Every line below that holds "with" must be copied.

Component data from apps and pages
"""
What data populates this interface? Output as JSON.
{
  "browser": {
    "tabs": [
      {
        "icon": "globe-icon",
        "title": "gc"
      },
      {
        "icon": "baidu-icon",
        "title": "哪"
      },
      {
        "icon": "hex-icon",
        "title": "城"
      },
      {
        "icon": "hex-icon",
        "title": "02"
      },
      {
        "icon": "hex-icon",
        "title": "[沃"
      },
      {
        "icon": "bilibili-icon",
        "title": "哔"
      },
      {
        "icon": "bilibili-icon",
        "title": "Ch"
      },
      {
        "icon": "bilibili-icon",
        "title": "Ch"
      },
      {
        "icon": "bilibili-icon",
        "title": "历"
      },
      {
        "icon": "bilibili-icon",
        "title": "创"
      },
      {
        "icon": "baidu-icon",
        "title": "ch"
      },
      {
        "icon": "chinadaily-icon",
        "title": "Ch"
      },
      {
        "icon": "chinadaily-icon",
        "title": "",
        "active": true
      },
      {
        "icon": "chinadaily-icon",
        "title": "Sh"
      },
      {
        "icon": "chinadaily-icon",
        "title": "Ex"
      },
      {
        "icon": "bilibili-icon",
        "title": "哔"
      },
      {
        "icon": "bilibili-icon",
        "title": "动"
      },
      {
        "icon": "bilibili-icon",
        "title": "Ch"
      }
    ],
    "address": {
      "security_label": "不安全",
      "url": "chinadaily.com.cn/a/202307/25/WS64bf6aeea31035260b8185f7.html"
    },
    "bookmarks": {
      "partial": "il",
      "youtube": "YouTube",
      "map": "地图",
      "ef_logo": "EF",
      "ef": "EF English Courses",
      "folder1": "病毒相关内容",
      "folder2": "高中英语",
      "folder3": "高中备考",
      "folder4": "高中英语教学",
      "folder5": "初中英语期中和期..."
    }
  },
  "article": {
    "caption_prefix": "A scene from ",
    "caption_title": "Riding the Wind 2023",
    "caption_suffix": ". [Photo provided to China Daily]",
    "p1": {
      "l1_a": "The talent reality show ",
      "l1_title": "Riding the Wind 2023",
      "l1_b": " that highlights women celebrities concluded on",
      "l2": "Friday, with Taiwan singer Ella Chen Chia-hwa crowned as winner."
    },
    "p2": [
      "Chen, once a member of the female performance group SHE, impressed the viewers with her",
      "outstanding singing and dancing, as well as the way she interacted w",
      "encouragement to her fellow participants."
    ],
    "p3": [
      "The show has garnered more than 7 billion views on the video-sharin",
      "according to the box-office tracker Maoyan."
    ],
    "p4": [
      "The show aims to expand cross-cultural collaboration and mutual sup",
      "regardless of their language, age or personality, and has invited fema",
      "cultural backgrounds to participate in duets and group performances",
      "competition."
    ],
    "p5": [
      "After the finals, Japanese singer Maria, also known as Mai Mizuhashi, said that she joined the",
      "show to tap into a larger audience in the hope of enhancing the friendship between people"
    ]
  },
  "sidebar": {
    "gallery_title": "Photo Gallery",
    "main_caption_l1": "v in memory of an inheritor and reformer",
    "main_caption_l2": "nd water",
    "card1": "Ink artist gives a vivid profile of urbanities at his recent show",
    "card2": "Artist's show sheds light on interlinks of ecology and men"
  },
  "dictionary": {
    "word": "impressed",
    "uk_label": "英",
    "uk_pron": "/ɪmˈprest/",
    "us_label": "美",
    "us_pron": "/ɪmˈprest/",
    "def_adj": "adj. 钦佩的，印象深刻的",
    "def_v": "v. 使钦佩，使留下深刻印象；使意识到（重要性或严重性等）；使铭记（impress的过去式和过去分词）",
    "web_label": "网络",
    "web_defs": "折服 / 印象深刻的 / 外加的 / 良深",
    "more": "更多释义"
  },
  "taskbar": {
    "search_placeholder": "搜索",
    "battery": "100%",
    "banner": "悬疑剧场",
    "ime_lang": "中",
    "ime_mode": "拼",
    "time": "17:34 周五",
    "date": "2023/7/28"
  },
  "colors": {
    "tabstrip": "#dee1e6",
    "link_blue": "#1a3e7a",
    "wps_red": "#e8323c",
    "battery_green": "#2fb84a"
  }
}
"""
§ Solved problem:
      "l2": "Friday, with Taiwan singer Ella Chen Chia-hwa crowned as winner."
      "Chen, once a member of the female performance group SHE, impressed the viewers with her",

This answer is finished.